Top of RECORD EXCERPTS

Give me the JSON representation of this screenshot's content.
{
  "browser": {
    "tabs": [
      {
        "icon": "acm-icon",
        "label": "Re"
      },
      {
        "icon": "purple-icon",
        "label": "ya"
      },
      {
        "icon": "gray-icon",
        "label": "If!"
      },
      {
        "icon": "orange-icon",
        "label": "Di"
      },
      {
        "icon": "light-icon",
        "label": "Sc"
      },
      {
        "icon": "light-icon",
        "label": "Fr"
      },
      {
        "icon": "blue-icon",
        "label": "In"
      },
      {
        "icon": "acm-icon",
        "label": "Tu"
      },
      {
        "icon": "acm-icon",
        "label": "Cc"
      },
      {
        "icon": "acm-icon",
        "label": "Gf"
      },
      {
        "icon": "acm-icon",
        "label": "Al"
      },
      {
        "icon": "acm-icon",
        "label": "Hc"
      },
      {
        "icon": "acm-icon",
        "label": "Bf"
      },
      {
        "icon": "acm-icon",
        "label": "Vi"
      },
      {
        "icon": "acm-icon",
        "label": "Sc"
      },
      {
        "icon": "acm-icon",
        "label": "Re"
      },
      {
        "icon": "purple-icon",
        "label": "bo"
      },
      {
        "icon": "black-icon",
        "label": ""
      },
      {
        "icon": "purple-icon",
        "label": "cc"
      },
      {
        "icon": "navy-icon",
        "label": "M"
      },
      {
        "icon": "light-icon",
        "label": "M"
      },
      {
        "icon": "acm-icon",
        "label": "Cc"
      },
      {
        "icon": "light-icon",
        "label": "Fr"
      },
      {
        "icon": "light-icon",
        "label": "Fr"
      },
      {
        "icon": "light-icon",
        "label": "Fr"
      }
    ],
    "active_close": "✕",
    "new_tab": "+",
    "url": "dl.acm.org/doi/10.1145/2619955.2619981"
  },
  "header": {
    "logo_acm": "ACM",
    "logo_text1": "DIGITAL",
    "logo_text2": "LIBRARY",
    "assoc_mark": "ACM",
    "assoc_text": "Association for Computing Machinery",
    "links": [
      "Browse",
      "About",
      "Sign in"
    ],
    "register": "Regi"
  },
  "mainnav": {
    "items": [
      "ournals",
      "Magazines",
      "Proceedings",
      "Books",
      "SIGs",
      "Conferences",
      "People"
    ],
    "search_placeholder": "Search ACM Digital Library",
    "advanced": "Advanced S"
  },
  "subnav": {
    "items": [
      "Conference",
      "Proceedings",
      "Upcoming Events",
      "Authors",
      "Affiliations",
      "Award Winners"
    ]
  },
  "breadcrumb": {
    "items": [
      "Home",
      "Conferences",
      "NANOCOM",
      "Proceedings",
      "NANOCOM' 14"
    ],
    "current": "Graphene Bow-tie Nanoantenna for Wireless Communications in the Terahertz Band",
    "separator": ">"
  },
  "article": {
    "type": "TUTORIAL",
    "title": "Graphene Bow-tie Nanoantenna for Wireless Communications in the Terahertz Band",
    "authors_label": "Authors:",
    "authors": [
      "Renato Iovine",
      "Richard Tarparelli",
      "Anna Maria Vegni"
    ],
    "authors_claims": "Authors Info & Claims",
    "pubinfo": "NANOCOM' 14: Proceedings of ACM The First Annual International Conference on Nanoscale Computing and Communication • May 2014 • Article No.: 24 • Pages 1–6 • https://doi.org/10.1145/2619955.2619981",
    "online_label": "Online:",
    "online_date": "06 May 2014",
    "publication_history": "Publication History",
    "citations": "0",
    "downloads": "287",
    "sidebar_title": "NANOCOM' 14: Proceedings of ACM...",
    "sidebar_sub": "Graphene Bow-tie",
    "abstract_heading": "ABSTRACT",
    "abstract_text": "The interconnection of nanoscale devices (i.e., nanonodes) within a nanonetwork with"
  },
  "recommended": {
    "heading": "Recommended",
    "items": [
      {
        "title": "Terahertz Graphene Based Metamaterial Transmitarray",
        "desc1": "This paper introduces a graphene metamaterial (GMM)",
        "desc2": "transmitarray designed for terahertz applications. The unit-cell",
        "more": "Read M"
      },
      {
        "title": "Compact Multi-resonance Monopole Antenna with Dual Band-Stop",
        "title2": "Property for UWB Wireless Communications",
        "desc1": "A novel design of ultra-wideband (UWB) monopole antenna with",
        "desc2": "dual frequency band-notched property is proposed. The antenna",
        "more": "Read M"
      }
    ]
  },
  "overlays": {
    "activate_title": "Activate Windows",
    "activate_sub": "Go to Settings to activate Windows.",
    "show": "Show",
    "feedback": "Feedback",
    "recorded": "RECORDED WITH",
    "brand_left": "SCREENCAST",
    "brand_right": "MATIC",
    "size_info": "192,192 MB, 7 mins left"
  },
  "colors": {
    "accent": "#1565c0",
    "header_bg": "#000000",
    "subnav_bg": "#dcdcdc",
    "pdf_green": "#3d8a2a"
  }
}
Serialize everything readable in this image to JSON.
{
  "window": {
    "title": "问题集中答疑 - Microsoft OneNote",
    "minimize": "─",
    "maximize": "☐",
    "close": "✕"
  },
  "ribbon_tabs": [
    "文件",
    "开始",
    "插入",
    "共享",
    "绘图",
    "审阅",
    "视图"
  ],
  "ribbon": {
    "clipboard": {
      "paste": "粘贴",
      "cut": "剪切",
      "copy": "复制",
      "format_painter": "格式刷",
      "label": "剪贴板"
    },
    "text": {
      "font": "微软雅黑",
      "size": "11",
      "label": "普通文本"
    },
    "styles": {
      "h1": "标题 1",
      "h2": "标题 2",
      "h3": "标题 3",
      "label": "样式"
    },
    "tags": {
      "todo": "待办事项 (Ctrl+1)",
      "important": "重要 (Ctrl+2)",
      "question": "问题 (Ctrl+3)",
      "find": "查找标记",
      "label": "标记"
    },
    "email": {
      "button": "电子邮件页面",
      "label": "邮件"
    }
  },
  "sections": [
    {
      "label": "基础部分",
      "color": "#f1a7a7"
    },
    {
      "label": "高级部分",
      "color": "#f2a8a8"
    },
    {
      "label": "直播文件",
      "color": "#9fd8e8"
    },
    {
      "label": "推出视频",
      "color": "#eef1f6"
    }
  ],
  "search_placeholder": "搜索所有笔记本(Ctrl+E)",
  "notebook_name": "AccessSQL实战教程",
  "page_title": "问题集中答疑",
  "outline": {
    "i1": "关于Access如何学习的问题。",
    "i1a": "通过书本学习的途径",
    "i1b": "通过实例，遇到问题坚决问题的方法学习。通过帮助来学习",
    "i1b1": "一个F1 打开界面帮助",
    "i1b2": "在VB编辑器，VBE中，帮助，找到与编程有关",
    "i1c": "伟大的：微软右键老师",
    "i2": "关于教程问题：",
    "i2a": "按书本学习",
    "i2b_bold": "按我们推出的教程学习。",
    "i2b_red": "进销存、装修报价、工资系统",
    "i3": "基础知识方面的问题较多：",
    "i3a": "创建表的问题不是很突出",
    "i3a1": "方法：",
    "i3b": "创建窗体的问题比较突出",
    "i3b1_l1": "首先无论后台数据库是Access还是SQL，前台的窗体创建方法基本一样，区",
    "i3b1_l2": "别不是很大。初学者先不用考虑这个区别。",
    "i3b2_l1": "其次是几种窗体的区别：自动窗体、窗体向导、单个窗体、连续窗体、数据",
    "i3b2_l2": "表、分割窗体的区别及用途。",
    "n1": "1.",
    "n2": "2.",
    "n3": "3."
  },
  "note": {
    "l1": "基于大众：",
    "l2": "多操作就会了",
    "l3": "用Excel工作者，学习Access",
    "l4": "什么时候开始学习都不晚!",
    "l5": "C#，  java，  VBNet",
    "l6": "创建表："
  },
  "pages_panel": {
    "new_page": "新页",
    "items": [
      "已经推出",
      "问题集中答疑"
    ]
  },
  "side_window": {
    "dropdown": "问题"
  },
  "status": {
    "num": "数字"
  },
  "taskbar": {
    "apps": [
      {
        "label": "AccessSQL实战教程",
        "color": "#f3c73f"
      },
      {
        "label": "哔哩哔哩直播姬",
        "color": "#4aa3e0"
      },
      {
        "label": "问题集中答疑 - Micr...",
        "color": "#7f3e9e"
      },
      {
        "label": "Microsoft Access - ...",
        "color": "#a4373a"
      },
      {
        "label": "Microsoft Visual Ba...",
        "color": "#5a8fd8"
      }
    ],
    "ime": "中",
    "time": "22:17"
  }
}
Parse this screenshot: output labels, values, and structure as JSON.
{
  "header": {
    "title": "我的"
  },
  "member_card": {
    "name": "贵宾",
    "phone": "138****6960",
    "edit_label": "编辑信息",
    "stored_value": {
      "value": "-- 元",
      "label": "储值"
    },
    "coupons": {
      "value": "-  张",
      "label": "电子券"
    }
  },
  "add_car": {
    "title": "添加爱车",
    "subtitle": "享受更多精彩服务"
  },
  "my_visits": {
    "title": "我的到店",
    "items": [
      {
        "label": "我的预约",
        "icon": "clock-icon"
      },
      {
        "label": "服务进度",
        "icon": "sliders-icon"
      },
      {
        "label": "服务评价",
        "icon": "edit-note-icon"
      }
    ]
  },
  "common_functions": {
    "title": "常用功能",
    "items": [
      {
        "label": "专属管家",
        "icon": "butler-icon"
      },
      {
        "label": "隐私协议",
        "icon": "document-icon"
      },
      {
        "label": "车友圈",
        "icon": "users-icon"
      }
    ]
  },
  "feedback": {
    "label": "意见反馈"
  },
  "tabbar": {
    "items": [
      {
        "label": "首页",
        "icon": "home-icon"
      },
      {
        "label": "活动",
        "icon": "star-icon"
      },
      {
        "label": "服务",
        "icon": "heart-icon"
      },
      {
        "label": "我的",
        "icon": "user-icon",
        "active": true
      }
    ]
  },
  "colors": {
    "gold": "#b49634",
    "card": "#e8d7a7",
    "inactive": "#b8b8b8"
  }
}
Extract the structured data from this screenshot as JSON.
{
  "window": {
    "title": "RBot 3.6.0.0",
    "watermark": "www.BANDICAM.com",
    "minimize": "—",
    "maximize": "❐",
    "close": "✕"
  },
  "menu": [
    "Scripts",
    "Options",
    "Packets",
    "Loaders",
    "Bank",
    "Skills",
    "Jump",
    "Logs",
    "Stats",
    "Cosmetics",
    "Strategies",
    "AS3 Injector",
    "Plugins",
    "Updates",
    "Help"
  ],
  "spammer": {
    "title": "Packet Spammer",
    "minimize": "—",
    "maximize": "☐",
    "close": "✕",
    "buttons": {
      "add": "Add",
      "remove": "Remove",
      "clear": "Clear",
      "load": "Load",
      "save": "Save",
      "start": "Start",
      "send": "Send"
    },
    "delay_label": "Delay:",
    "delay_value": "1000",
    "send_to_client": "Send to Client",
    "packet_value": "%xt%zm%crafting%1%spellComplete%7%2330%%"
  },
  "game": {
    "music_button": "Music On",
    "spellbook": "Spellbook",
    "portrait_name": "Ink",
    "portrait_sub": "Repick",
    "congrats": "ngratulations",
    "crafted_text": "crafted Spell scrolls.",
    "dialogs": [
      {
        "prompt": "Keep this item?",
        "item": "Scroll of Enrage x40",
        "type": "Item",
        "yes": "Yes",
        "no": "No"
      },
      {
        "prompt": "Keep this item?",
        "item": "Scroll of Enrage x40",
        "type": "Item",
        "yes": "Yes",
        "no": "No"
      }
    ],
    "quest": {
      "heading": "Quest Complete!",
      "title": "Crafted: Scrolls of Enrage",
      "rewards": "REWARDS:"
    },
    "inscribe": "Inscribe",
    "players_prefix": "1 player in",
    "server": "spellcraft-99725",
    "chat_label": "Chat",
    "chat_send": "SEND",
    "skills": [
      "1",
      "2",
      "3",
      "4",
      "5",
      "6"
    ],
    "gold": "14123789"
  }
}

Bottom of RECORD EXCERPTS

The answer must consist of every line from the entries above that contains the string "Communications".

    "current": "Graphene Bow-tie Nanoantenna for Wireless Communications in the Terahertz Band",
    "title": "Graphene Bow-tie Nanoantenna for Wireless Communications in the Terahertz Band",
        "title2": "Property for UWB Wireless Communications",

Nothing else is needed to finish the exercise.